I asked why "Waka/Jawaka" was a Frank Zappa album and "The Grand Wazoo" was a Mothers of Invention album when they were basically done with some new band with no significant musical difference between them. "At the time of "Waka/Jawaka", according to my contract, a Frank Zappa album was called for and "Waka/Jawaka" became a sort of follow-up to my first solo album, "Hot Rats"."

 

The Title

Charles Ulrich, April 13, 2003

According to FZ, the album title was "something that showed up on a Ouija board at one time."

 

1. Big Swifty

FZ, Circular #40, October 9, 1972
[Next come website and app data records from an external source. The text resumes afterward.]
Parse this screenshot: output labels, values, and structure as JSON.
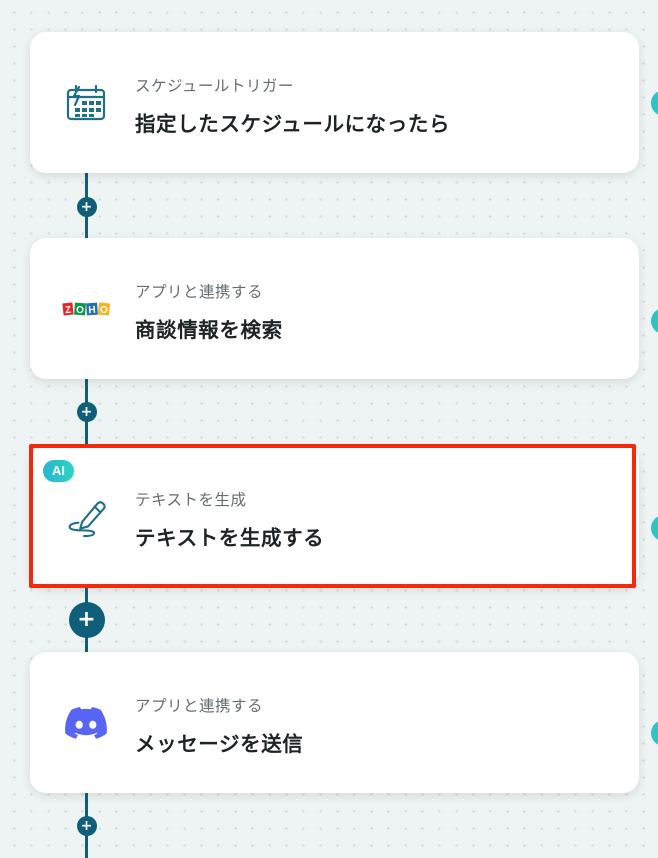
{
  "flow": {
    "steps": [
      {
        "subtitle": "スケジュールトリガー",
        "title": "指定したスケジュールになったら",
        "icon": "schedule-calendar-icon"
      },
      {
        "subtitle": "アプリと連携する",
        "title": "商談情報を検索",
        "icon": "zoho-logo-icon",
        "logo_text": [
          "Z",
          "O",
          "H",
          "O"
        ]
      },
      {
        "subtitle": "テキストを生成",
        "title": "テキストを生成する",
        "icon": "pen-scribble-icon",
        "badge": "AI",
        "selected": true
      },
      {
        "subtitle": "アプリと連携する",
        "title": "メッセージを送信",
        "icon": "discord-logo-icon"
      }
    ],
    "add_symbol": "+"
  },
  "colors": {
    "line": "#0f5f7a",
    "highlight": "#f3280c",
    "ai_badge": "#27b6cf",
    "discord": "#5865f2",
    "edge_dot": "#2fc4c4"
  }
}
This piece (which comprises all of Side One of the HOT RATS Waka/Jawaka album) presents a theme in rapidly alternating time signatures, a few solos, and an out-chorus done up in a sort of Prom Night orchestration which suspends the opening rhythmic structure over a straight 4/4 accompaniment.

The restatement of the theme is actually derived from a guitar solo on the album which Sal Marquez took down on paper. After about an hour of wheeling the tape back and forth, Sal managed to tran scribe this rhythmically deranged chorus (I don't have the ability to do this kind of musical dictation, but, since Marquez had a full-bore education at North Texas University, he had it covered). After he'd written it out, we proceeded to over-dub three trumpets on it, and, presto! An organized conclusion for "Big Swifty."

 

2. Your Mouth

Chris/Kris Peterson

Original album credits

Frank Zappa—guitar, Tony Duran—slide guitar, George Duke—tack piano, Sal Marquez—trumpet & vocal, Chris Peterson—vocal, Joel Peskin—tenor sax, Mike Altschul—baritone sax & piccolo, Erroneous—electric bass, Aynsley Dunbar—drums;

[...]

(Chris Peterson appears through the courtesy of Stormy Forest Records)

4. Waka/Jawaka

Kris Peterson, interviewed by Tom Schulte, Outsight Radio Hours, September 16, 2012

TS: Were you involved in any other sections or any other material other than "Your Mouth" at that time?

KP: Yeah [...]. The instrumental on that album, uhm . . . Wasn't "The Grand Wazoo," that's not yet.

TS: The title track?

KP: "Big Swifty," "Big Swifty."

TS: Oh, "Big Swifty," yeah.

KP: I'm singing some lines with the horns.

TS: Oh, really?

KP: On "Big Swifty." But you have to listen close . . . [sings]

drdork, Zappateers, November 25, 2012

The line she sings (at 9:16-9:23 in the interview) is actually from the title track of Waka/Jawaka. She sings at 6:32-6:41 and Sal Marquez sings at 6:41-6:43.

I don't think there's any singing in Big Swifty.

 

 

Research, compilation and maintenance by Román García Albertos
http://globalia.net/donlope/fz/
This page updated: 2017-11-04